The First Chapter: Dreams


The members of TXT pose in a concept photo highlighting their youthful image. Photo from BigHit Entertainment.

Chabeli Yumang, Staff Writer

Ever since the days to the boy group’s debut on Mar. 4, millions of fans— especially ARMY— have awaited what TXT, Tomorrow X Together, would bring to BigHit Entertainment and the K-Pop world as a whole. Like some other ARMYs, I was slightly worried about how BigHit would handle TXT’s debut. BTS propelled the then-small BigHit Entertainment to international fame with their unique concepts about passionate youth. When I saw the teasers for TXT, I could clearly see that the boy group’s concept was cheerful youth, something I saw over and over with various rookie boy groups. At that point, I was nervous that TXT would only live up to being in BTS’s shadow.

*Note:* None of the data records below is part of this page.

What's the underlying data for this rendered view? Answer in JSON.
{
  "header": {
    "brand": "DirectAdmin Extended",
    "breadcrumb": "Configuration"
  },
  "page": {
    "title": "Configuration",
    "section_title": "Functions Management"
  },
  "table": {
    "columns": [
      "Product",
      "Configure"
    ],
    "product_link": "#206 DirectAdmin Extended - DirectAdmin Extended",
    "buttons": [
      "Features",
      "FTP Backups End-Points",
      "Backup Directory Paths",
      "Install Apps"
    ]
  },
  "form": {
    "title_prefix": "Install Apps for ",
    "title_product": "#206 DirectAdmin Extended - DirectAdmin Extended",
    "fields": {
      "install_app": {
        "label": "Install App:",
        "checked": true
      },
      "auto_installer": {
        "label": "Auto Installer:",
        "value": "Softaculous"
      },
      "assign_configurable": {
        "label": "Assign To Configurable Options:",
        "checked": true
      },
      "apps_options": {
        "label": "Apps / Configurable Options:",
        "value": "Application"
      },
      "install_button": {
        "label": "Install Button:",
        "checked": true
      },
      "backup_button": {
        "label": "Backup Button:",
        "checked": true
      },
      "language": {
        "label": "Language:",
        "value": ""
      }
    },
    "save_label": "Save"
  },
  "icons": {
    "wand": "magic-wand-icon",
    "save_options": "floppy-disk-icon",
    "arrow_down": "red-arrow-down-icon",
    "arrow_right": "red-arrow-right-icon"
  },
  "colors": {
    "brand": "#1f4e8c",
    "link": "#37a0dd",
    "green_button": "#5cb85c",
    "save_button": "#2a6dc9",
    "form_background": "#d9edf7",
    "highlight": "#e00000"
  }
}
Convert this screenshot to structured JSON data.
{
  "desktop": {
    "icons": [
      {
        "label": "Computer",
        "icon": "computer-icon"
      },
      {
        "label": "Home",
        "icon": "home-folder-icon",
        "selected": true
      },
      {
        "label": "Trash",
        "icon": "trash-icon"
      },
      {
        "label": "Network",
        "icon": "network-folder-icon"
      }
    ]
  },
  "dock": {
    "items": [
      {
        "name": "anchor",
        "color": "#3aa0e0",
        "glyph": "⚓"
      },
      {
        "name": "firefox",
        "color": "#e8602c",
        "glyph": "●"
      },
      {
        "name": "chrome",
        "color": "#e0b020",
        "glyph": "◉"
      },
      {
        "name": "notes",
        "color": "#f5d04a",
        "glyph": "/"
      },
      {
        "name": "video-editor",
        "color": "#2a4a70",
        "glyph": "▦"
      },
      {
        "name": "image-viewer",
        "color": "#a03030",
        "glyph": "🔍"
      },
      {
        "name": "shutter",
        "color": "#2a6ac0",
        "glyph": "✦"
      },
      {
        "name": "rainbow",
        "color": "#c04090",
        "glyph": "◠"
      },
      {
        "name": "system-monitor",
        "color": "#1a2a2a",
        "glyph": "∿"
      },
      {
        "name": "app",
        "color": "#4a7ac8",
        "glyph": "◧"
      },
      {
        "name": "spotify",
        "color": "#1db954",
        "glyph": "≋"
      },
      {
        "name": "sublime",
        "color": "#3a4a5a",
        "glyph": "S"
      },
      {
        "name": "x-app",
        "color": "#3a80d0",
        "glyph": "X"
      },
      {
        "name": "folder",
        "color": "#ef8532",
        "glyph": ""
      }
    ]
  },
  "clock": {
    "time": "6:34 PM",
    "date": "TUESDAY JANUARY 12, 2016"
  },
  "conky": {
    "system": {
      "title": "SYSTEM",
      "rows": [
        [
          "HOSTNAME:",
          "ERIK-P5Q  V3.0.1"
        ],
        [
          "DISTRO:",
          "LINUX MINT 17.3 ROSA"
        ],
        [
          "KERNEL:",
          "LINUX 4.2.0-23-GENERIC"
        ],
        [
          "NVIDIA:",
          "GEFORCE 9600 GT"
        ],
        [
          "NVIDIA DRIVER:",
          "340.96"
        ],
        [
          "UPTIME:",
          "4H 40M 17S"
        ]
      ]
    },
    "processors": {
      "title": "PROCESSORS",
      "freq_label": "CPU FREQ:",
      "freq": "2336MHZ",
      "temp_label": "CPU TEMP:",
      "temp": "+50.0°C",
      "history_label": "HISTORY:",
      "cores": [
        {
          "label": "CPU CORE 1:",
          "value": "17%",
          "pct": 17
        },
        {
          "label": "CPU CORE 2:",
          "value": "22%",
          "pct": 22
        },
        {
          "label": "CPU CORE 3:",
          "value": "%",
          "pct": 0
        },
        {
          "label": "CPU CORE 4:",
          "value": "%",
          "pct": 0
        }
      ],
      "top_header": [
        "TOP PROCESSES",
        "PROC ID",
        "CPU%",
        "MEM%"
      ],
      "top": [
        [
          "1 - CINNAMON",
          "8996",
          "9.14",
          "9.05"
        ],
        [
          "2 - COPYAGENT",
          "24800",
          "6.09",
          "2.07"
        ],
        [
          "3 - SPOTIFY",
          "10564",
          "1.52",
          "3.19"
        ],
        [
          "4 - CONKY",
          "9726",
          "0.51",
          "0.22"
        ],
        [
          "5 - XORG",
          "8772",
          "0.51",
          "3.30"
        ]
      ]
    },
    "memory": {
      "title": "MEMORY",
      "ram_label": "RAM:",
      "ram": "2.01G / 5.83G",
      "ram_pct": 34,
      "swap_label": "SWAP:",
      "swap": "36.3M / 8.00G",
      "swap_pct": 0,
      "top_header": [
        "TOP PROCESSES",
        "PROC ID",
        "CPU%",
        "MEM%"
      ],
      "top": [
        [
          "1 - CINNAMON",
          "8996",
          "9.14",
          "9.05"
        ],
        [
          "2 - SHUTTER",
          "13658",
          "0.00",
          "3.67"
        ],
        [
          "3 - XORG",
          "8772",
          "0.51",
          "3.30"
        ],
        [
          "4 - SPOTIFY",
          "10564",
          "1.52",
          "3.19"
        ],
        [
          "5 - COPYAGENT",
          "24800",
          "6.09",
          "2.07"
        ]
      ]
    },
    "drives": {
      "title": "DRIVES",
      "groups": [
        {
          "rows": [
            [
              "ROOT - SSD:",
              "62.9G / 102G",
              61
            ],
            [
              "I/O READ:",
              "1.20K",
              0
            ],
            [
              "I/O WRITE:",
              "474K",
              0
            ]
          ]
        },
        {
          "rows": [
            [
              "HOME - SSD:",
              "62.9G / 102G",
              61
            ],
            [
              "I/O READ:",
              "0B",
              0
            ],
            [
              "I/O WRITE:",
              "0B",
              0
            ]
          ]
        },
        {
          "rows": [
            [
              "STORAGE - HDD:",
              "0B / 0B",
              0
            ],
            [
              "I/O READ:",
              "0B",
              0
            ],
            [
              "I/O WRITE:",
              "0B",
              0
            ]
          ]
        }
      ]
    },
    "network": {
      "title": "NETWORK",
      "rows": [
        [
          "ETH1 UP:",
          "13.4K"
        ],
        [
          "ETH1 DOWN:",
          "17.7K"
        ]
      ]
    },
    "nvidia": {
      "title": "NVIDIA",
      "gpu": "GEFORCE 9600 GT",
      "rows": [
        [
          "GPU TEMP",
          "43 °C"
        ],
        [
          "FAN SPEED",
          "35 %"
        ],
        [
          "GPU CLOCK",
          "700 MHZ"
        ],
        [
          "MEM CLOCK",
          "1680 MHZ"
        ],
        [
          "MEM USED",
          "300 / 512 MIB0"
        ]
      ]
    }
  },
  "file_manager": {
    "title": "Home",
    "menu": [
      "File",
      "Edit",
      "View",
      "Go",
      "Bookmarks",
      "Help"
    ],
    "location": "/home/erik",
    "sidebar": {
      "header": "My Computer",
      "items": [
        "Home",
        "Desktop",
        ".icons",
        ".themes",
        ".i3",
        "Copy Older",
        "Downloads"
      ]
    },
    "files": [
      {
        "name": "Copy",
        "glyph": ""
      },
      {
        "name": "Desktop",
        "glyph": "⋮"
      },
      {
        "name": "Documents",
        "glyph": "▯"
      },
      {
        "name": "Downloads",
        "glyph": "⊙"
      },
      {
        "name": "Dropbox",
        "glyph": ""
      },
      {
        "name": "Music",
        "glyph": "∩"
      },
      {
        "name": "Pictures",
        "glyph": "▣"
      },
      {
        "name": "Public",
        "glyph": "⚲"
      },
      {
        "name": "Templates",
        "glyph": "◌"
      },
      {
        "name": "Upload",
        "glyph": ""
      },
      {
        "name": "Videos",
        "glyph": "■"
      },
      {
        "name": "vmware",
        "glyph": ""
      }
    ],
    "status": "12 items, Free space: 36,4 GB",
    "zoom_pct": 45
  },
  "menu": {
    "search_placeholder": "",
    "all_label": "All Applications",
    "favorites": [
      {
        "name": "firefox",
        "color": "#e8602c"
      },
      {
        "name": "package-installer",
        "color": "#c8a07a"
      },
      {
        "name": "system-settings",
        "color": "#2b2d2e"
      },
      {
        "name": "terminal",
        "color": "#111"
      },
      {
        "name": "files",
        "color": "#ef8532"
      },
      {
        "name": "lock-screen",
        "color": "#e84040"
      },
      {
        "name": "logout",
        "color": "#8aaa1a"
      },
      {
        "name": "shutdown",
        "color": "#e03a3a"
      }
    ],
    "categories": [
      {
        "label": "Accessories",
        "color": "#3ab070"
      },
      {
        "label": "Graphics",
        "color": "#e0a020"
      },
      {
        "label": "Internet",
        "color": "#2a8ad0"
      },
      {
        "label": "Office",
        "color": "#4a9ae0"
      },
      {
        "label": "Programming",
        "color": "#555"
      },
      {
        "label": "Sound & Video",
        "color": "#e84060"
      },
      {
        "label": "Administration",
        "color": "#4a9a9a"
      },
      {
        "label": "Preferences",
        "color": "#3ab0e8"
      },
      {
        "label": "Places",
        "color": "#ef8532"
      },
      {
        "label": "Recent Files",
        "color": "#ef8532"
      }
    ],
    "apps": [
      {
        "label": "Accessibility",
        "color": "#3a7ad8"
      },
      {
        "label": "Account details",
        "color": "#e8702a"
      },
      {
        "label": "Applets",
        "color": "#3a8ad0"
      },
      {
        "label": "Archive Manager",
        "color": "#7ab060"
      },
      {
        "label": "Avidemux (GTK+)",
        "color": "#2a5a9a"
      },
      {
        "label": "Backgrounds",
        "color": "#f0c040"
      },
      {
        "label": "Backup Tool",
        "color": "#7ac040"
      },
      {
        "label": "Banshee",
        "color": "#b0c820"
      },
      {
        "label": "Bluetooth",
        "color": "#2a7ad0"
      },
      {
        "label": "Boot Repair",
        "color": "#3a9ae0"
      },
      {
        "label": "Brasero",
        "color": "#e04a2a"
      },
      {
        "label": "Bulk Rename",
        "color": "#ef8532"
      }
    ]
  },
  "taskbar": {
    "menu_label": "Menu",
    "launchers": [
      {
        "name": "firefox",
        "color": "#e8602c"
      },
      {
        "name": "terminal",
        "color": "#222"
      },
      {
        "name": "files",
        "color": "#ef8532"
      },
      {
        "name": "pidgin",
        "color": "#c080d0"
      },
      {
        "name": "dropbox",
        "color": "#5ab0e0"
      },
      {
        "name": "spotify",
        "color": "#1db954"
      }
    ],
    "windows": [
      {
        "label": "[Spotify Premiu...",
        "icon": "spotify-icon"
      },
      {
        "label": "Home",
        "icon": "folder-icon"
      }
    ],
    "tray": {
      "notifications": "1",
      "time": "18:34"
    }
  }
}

“I think it’s an honor to be the little brothers of BTS,” Choi Soobin, the leader of TXT, said in a press conference after the group’s debut showcase. “[But] I don’t think we’re deserving to be the younger brother of BTS…we’ll work harder.”

Although both groups sing songs about youth, TXT’s debut concept was the opposite of BTS’s debut concept — something that I found intriguing. Compared to their senior group’s harsh raps on the injustices in Korean society, TXT had warm vocals on puppy love and helping others.

“When you are young in adolescence, you feel like you can’t do things but when you meet other people you can,” Choi said. “[This album] is a story about meeting new people.”

TXT’s debut EP, The Dream Chapter: Star, lives up to TXT’s cheerful, refreshing debut in every sense. The instrumentals, while trendy with minor trap influences, also have some interesting gimmicks, such as the Morse Code in “Crown” and the vocal samples in “Blue Orangeade.” Although I did not particularly like “Cat and Dog” because of its mumble rap influences, I appreciated how the producers tried to make mumble rap, normally associated with sad, dark songs, into something peppy and upbeat. All of the songs have a refreshing, energetic feeling, fitting with their concept.

Outside of the instrumentals, I was happy that BigHit’s songwriters have continued to shine in the lyrics for TXT’s album. “Crown” beautifully narrated a tale of an outcast finding self-acceptance through a devil-angel metaphor. Lyrically, it was the strongest in the album and showcased their concept best: cheerful, healing youth.

For a debut, it was typical for a K-Pop group. Though there was nothing in particular that piqued my interest, it will be a good stepping stone for their success in the future. I believe that TXT will soon find their sound and stand out shining as another pop group from BigHit.